» **ABOUT THIS EXERCISE**: Set the records down again exactly, apart from any pictures in them.

Element data from apps and pages:
-- Opening Marker --
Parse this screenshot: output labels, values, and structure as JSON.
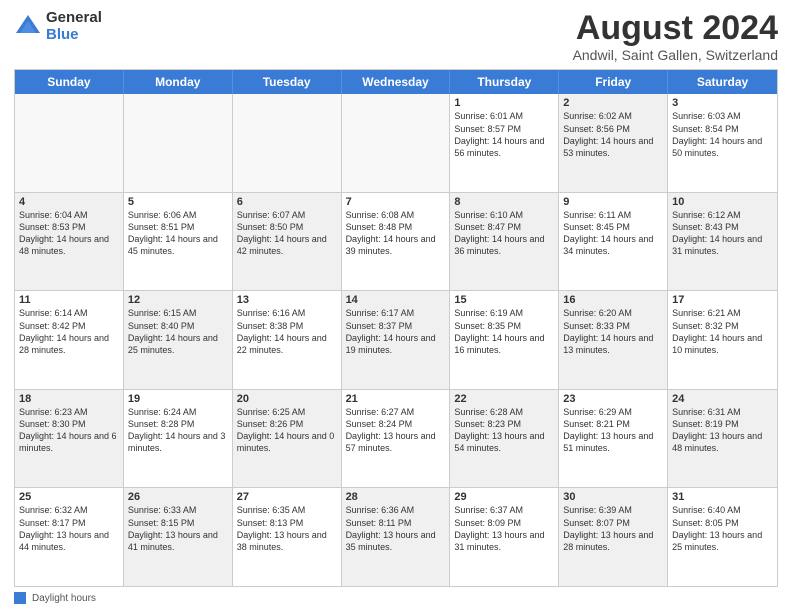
{
  "logo": {
    "general": "General",
    "blue": "Blue"
  },
  "title": "August 2024",
  "location": "Andwil, Saint Gallen, Switzerland",
  "header_days": [
    "Sunday",
    "Monday",
    "Tuesday",
    "Wednesday",
    "Thursday",
    "Friday",
    "Saturday"
  ],
  "weeks": [
    [
      {
        "day": "",
        "text": "",
        "empty": true
      },
      {
        "day": "",
        "text": "",
        "empty": true
      },
      {
        "day": "",
        "text": "",
        "empty": true
      },
      {
        "day": "",
        "text": "",
        "empty": true
      },
      {
        "day": "1",
        "text": "Sunrise: 6:01 AM\nSunset: 8:57 PM\nDaylight: 14 hours and 56 minutes.",
        "shaded": false
      },
      {
        "day": "2",
        "text": "Sunrise: 6:02 AM\nSunset: 8:56 PM\nDaylight: 14 hours and 53 minutes.",
        "shaded": true
      },
      {
        "day": "3",
        "text": "Sunrise: 6:03 AM\nSunset: 8:54 PM\nDaylight: 14 hours and 50 minutes.",
        "shaded": false
      }
    ],
    [
      {
        "day": "4",
        "text": "Sunrise: 6:04 AM\nSunset: 8:53 PM\nDaylight: 14 hours and 48 minutes.",
        "shaded": true
      },
      {
        "day": "5",
        "text": "Sunrise: 6:06 AM\nSunset: 8:51 PM\nDaylight: 14 hours and 45 minutes.",
        "shaded": false
      },
      {
        "day": "6",
        "text": "Sunrise: 6:07 AM\nSunset: 8:50 PM\nDaylight: 14 hours and 42 minutes.",
        "shaded": true
      },
      {
        "day": "7",
        "text": "Sunrise: 6:08 AM\nSunset: 8:48 PM\nDaylight: 14 hours and 39 minutes.",
        "shaded": false
      },
      {
        "day": "8",
        "text": "Sunrise: 6:10 AM\nSunset: 8:47 PM\nDaylight: 14 hours and 36 minutes.",
        "shaded": true
      },
      {
        "day": "9",
        "text": "Sunrise: 6:11 AM\nSunset: 8:45 PM\nDaylight: 14 hours and 34 minutes.",
        "shaded": false
      },
      {
        "day": "10",
        "text": "Sunrise: 6:12 AM\nSunset: 8:43 PM\nDaylight: 14 hours and 31 minutes.",
        "shaded": true
      }
    ],
    [
      {
        "day": "11",
        "text": "Sunrise: 6:14 AM\nSunset: 8:42 PM\nDaylight: 14 hours and 28 minutes.",
        "shaded": false
      },
      {
        "day": "12",
        "text": "Sunrise: 6:15 AM\nSunset: 8:40 PM\nDaylight: 14 hours and 25 minutes.",
        "shaded": true
      },
      {
        "day": "13",
        "text": "Sunrise: 6:16 AM\nSunset: 8:38 PM\nDaylight: 14 hours and 22 minutes.",
        "shaded": false
      },
      {
        "day": "14",
        "text": "Sunrise: 6:17 AM\nSunset: 8:37 PM\nDaylight: 14 hours and 19 minutes.",
        "shaded": true
      },
      {
        "day": "15",
        "text": "Sunrise: 6:19 AM\nSunset: 8:35 PM\nDaylight: 14 hours and 16 minutes.",
        "shaded": false
      },
      {
        "day": "16",
        "text": "Sunrise: 6:20 AM\nSunset: 8:33 PM\nDaylight: 14 hours and 13 minutes.",
        "shaded": true
      },
      {
        "day": "17",
        "text": "Sunrise: 6:21 AM\nSunset: 8:32 PM\nDaylight: 14 hours and 10 minutes.",
        "shaded": false
      }
    ],
    [
      {
        "day": "18",
        "text": "Sunrise: 6:23 AM\nSunset: 8:30 PM\nDaylight: 14 hours and 6 minutes.",
        "shaded": true
      },
      {
        "day": "19",
        "text": "Sunrise: 6:24 AM\nSunset: 8:28 PM\nDaylight: 14 hours and 3 minutes.",
        "shaded": false
      },
      {
        "day": "20",
        "text": "Sunrise: 6:25 AM\nSunset: 8:26 PM\nDaylight: 14 hours and 0 minutes.",
        "shaded": true
      },
      {
        "day": "21",
        "text": "Sunrise: 6:27 AM\nSunset: 8:24 PM\nDaylight: 13 hours and 57 minutes.",
        "shaded": false
      },
      {
        "day": "22",
        "text": "Sunrise: 6:28 AM\nSunset: 8:23 PM\nDaylight: 13 hours and 54 minutes.",
        "shaded": true
      },
      {
        "day": "23",
        "text": "Sunrise: 6:29 AM\nSunset: 8:21 PM\nDaylight: 13 hours and 51 minutes.",
        "shaded": false
      },
      {
        "day": "24",
        "text": "Sunrise: 6:31 AM\nSunset: 8:19 PM\nDaylight: 13 hours and 48 minutes.",
        "shaded": true
      }
    ],
    [
      {
        "day": "25",
        "text": "Sunrise: 6:32 AM\nSunset: 8:17 PM\nDaylight: 13 hours and 44 minutes.",
        "shaded": false
      },
      {
        "day": "26",
        "text": "Sunrise: 6:33 AM\nSunset: 8:15 PM\nDaylight: 13 hours and 41 minutes.",
        "shaded": true
      },
      {
        "day": "27",
        "text": "Sunrise: 6:35 AM\nSunset: 8:13 PM\nDaylight: 13 hours and 38 minutes.",
        "shaded": false
      },
      {
        "day": "28",
        "text": "Sunrise: 6:36 AM\nSunset: 8:11 PM\nDaylight: 13 hours and 35 minutes.",
        "shaded": true
      },
      {
        "day": "29",
        "text": "Sunrise: 6:37 AM\nSunset: 8:09 PM\nDaylight: 13 hours and 31 minutes.",
        "shaded": false
      },
      {
        "day": "30",
        "text": "Sunrise: 6:39 AM\nSunset: 8:07 PM\nDaylight: 13 hours and 28 minutes.",
        "shaded": true
      },
      {
        "day": "31",
        "text": "Sunrise: 6:40 AM\nSunset: 8:05 PM\nDaylight: 13 hours and 25 minutes.",
        "shaded": false
      }
    ]
  ],
  "footer": {
    "legend_label": "Daylight hours"
  }
}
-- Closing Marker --
» **EXERCISE RESULT**:
Parse this screenshot: output labels, values, and structure as JSON.
{
  "logo": {
    "general": "General",
    "blue": "Blue"
  },
  "title": "August 2024",
  "location": "Andwil, Saint Gallen, Switzerland",
  "header_days": [
    "Sunday",
    "Monday",
    "Tuesday",
    "Wednesday",
    "Thursday",
    "Friday",
    "Saturday"
  ],
  "weeks": [
    [
      {
        "day": "",
        "text": "",
        "empty": true
      },
      {
        "day": "",
        "text": "",
        "empty": true
      },
      {
        "day": "",
        "text": "",
        "empty": true
      },
      {
        "day": "",
        "text": "",
        "empty": true
      },
      {
        "day": "1",
        "text": "Sunrise: 6:01 AM\nSunset: 8:57 PM\nDaylight: 14 hours and 56 minutes.",
        "shaded": false
      },
      {
        "day": "2",
        "text": "Sunrise: 6:02 AM\nSunset: 8:56 PM\nDaylight: 14 hours and 53 minutes.",
        "shaded": true
      },
      {
        "day": "3",
        "text": "Sunrise: 6:03 AM\nSunset: 8:54 PM\nDaylight: 14 hours and 50 minutes.",
        "shaded": false
      }
    ],
    [
      {
        "day": "4",
        "text": "Sunrise: 6:04 AM\nSunset: 8:53 PM\nDaylight: 14 hours and 48 minutes.",
        "shaded": true
      },
      {
        "day": "5",
        "text": "Sunrise: 6:06 AM\nSunset: 8:51 PM\nDaylight: 14 hours and 45 minutes.",
        "shaded": false
      },
      {
        "day": "6",
        "text": "Sunrise: 6:07 AM\nSunset: 8:50 PM\nDaylight: 14 hours and 42 minutes.",
        "shaded": true
      },
      {
        "day": "7",
        "text": "Sunrise: 6:08 AM\nSunset: 8:48 PM\nDaylight: 14 hours and 39 minutes.",
        "shaded": false
      },
      {
        "day": "8",
        "text": "Sunrise: 6:10 AM\nSunset: 8:47 PM\nDaylight: 14 hours and 36 minutes.",
        "shaded": true
      },
      {
        "day": "9",
        "text": "Sunrise: 6:11 AM\nSunset: 8:45 PM\nDaylight: 14 hours and 34 minutes.",
        "shaded": false
      },
      {
        "day": "10",
        "text": "Sunrise: 6:12 AM\nSunset: 8:43 PM\nDaylight: 14 hours and 31 minutes.",
        "shaded": true
      }
    ],
    [
      {
        "day": "11",
        "text": "Sunrise: 6:14 AM\nSunset: 8:42 PM\nDaylight: 14 hours and 28 minutes.",
        "shaded": false
      },
      {
        "day": "12",
        "text": "Sunrise: 6:15 AM\nSunset: 8:40 PM\nDaylight: 14 hours and 25 minutes.",
        "shaded": true
      },
      {
        "day": "13",
        "text": "Sunrise: 6:16 AM\nSunset: 8:38 PM\nDaylight: 14 hours and 22 minutes.",
        "shaded": false
      },
      {
        "day": "14",
        "text": "Sunrise: 6:17 AM\nSunset: 8:37 PM\nDaylight: 14 hours and 19 minutes.",
        "shaded": true
      },
      {
        "day": "15",
        "text": "Sunrise: 6:19 AM\nSunset: 8:35 PM\nDaylight: 14 hours and 16 minutes.",
        "shaded": false
      },
      {
        "day": "16",
        "text": "Sunrise: 6:20 AM\nSunset: 8:33 PM\nDaylight: 14 hours and 13 minutes.",
        "shaded": true
      },
      {
        "day": "17",
        "text": "Sunrise: 6:21 AM\nSunset: 8:32 PM\nDaylight: 14 hours and 10 minutes.",
        "shaded": false
      }
    ],
    [
      {
        "day": "18",
        "text": "Sunrise: 6:23 AM\nSunset: 8:30 PM\nDaylight: 14 hours and 6 minutes.",
        "shaded": true
      },
      {
        "day": "19",
        "text": "Sunrise: 6:24 AM\nSunset: 8:28 PM\nDaylight: 14 hours and 3 minutes.",
        "shaded": false
      },
      {
        "day": "20",
        "text": "Sunrise: 6:25 AM\nSunset: 8:26 PM\nDaylight: 14 hours and 0 minutes.",
        "shaded": true
      },
      {
        "day": "21",
        "text": "Sunrise: 6:27 AM\nSunset: 8:24 PM\nDaylight: 13 hours and 57 minutes.",
        "shaded": false
      },
      {
        "day": "22",
        "text": "Sunrise: 6:28 AM\nSunset: 8:23 PM\nDaylight: 13 hours and 54 minutes.",
        "shaded": true
      },
      {
        "day": "23",
        "text": "Sunrise: 6:29 AM\nSunset: 8:21 PM\nDaylight: 13 hours and 51 minutes.",
        "shaded": false
      },
      {
        "day": "24",
        "text": "Sunrise: 6:31 AM\nSunset: 8:19 PM\nDaylight: 13 hours and 48 minutes.",
        "shaded": true
      }
    ],
    [
      {
        "day": "25",
        "text": "Sunrise: 6:32 AM\nSunset: 8:17 PM\nDaylight: 13 hours and 44 minutes.",
        "shaded": false
      },
      {
        "day": "26",
        "text": "Sunrise: 6:33 AM\nSunset: 8:15 PM\nDaylight: 13 hours and 41 minutes.",
        "shaded": true
      },
      {
        "day": "27",
        "text": "Sunrise: 6:35 AM\nSunset: 8:13 PM\nDaylight: 13 hours and 38 minutes.",
        "shaded": false
      },
      {
        "day": "28",
        "text": "Sunrise: 6:36 AM\nSunset: 8:11 PM\nDaylight: 13 hours and 35 minutes.",
        "shaded": true
      },
      {
        "day": "29",
        "text": "Sunrise: 6:37 AM\nSunset: 8:09 PM\nDaylight: 13 hours and 31 minutes.",
        "shaded": false
      },
      {
        "day": "30",
        "text": "Sunrise: 6:39 AM\nSunset: 8:07 PM\nDaylight: 13 hours and 28 minutes.",
        "shaded": true
      },
      {
        "day": "31",
        "text": "Sunrise: 6:40 AM\nSunset: 8:05 PM\nDaylight: 13 hours and 25 minutes.",
        "shaded": false
      }
    ]
  ],
  "footer": {
    "legend_label": "Daylight hours"
  }
}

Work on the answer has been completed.